MYTH AND REALITY
Myth and Reality, one of my major works, was created over the period of time extending from 2007 to 2009, following a brief trip to Italy. It reflects my interest in exploring the depiction of the human form and the role of the viewer in visual art. This painting is part of my ongoing Spectator series.
The dominant visual element in this piece is Botticelli's Venus, who emerges from the sea where she was born as roses fall from the sky towards her feet. Botticelli's female figure is not based upon an actual model from his time, but rather is representative of the fifteenth century Italian Renaissance archetype of beauty. With her abundant long strawberry-blond hair, flawless ivory skin, large wide-set eyes, high arching delicate eyebrows, rosebud lips, unnaturally elongated neck, steeply falling shoulders, small bosom, rounded abdomen, wide hips, modestly positioned delicate hands and fingers, and highly arched diminutive feet, she is a chimera, a composite of ideal parts, existing only in the imaginary world of the painting and not possible in reality. The Botticelli-like landscape similarly represents a unification of ideal elements, an azure sky above a calm blue sea that delicately meets a gently undulating shore with low golden green hills and bitter orange trees that have perfectly straight trunks and leaves spiked with gold. In contrast, on the right side of the panel is an image that seems more ordinary but is actually equally contrived. The gray clapboarded exterior of a home includes a mirror where a window should be. The mirror places our reflection in the more ordinary world within the painting. A garden-variety climbing rose surrounds the window and contrasts with the garland of perfect rose blossoms set inside a gold border that unifies and frames the entire piece. The painting in turn is a composite of images but with contrasting elements, the ideal figure of the goddess versus our own real bodies, the perfect landscape laced with gold versus the reality of our own surroundings.
On another level, this painting also invites us to consider our role as participants in visual art. The figure of the Venus has been clearly crafted for our gaze; as she steps away from the water she presents herself to us as a classical icon of beauty. She averts her gaze as her hair wraps around her body and together with one hand conceals her pubis while her other hand covers one breast yet reveals the other. The roses that fall from the sky sweep downward and around towards the climbing roses that form a visual line drawing our eyes to the mirror and our own image.

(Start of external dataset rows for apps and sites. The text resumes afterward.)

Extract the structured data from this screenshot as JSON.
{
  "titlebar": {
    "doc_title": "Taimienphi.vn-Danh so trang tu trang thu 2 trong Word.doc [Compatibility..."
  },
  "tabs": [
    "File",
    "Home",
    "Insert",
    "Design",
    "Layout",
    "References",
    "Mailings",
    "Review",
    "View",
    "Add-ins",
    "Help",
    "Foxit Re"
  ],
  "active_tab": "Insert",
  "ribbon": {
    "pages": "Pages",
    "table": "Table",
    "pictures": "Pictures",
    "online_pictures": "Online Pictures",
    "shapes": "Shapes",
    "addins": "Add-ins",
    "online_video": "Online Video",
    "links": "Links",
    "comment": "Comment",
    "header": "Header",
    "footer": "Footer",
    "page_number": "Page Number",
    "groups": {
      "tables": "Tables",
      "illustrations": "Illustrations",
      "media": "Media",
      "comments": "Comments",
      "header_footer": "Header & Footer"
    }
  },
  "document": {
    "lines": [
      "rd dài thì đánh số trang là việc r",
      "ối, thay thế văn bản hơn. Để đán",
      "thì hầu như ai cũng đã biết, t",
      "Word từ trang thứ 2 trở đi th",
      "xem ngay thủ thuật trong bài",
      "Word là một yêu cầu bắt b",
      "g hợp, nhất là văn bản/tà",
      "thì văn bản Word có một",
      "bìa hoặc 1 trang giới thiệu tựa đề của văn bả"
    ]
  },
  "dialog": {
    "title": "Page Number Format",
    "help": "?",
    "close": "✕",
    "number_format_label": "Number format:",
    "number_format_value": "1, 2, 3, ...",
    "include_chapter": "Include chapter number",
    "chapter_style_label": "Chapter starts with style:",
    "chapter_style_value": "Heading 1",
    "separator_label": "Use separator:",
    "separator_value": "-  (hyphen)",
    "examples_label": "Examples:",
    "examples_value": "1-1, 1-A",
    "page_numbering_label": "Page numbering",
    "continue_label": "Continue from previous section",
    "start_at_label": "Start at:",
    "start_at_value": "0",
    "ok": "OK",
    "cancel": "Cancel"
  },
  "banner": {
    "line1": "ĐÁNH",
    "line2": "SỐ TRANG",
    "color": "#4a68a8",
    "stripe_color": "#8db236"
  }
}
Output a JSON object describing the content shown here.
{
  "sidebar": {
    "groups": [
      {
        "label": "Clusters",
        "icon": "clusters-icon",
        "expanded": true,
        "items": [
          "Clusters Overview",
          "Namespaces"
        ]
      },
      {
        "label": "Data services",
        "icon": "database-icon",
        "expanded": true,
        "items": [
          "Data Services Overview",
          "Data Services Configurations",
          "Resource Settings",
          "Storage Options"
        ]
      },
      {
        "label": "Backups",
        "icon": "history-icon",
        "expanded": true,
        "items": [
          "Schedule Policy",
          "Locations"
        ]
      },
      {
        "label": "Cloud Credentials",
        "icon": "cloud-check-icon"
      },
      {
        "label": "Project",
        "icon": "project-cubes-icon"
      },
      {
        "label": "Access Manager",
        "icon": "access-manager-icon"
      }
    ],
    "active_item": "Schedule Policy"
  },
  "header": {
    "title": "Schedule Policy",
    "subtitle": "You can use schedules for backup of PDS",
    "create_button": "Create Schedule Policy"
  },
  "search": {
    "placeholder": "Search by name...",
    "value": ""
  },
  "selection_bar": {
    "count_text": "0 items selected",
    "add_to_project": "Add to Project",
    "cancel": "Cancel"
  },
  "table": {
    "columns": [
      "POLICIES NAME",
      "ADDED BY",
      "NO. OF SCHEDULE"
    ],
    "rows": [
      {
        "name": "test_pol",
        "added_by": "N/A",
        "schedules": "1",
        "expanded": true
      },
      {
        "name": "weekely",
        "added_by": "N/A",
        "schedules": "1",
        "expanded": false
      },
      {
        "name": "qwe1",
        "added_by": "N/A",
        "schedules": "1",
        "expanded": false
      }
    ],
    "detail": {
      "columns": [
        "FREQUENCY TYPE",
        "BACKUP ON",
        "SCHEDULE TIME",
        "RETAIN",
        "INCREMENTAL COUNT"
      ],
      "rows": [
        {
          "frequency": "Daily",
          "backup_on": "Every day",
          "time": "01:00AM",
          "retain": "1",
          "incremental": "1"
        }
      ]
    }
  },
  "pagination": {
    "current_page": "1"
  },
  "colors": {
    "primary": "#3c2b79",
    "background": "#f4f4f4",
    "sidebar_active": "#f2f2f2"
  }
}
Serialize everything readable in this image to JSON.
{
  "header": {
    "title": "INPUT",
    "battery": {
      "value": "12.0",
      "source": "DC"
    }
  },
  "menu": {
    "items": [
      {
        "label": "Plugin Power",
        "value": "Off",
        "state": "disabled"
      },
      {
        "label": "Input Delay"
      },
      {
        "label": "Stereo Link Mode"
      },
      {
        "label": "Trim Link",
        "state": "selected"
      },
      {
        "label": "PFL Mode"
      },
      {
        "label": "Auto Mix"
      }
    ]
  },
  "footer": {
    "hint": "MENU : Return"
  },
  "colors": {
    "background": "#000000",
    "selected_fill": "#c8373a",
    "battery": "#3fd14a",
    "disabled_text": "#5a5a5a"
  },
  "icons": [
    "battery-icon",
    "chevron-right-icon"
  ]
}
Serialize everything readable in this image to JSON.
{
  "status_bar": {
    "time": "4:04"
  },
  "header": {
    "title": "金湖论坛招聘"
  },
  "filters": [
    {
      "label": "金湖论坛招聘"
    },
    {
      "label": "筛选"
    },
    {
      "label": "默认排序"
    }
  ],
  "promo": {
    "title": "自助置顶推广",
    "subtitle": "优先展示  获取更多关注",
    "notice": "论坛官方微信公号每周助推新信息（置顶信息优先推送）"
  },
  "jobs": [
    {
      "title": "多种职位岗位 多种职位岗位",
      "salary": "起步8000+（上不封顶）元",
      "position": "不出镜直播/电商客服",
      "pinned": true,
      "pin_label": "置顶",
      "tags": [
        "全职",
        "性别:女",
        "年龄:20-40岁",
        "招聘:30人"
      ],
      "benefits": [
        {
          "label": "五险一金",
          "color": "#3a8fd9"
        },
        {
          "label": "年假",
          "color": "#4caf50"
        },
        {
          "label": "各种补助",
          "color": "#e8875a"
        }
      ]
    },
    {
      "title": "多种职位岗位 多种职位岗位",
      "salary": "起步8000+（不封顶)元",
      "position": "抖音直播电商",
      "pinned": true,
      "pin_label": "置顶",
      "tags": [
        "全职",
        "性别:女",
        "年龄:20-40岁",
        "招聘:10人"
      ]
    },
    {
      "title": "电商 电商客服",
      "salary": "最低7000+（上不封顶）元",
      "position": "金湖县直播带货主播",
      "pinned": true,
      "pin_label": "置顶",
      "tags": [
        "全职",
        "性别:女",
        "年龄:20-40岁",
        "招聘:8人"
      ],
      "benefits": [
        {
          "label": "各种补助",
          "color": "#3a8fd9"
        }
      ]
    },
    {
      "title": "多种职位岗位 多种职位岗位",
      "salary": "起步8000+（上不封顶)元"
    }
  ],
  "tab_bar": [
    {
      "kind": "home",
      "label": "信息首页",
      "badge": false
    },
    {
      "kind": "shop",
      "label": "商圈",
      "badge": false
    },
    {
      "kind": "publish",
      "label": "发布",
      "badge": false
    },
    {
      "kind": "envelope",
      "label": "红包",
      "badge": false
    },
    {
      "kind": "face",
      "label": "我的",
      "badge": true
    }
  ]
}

It is here that we are confronted by our gaze and made aware of our role as participants and as subjects of the painting.
--- Catherine Christiano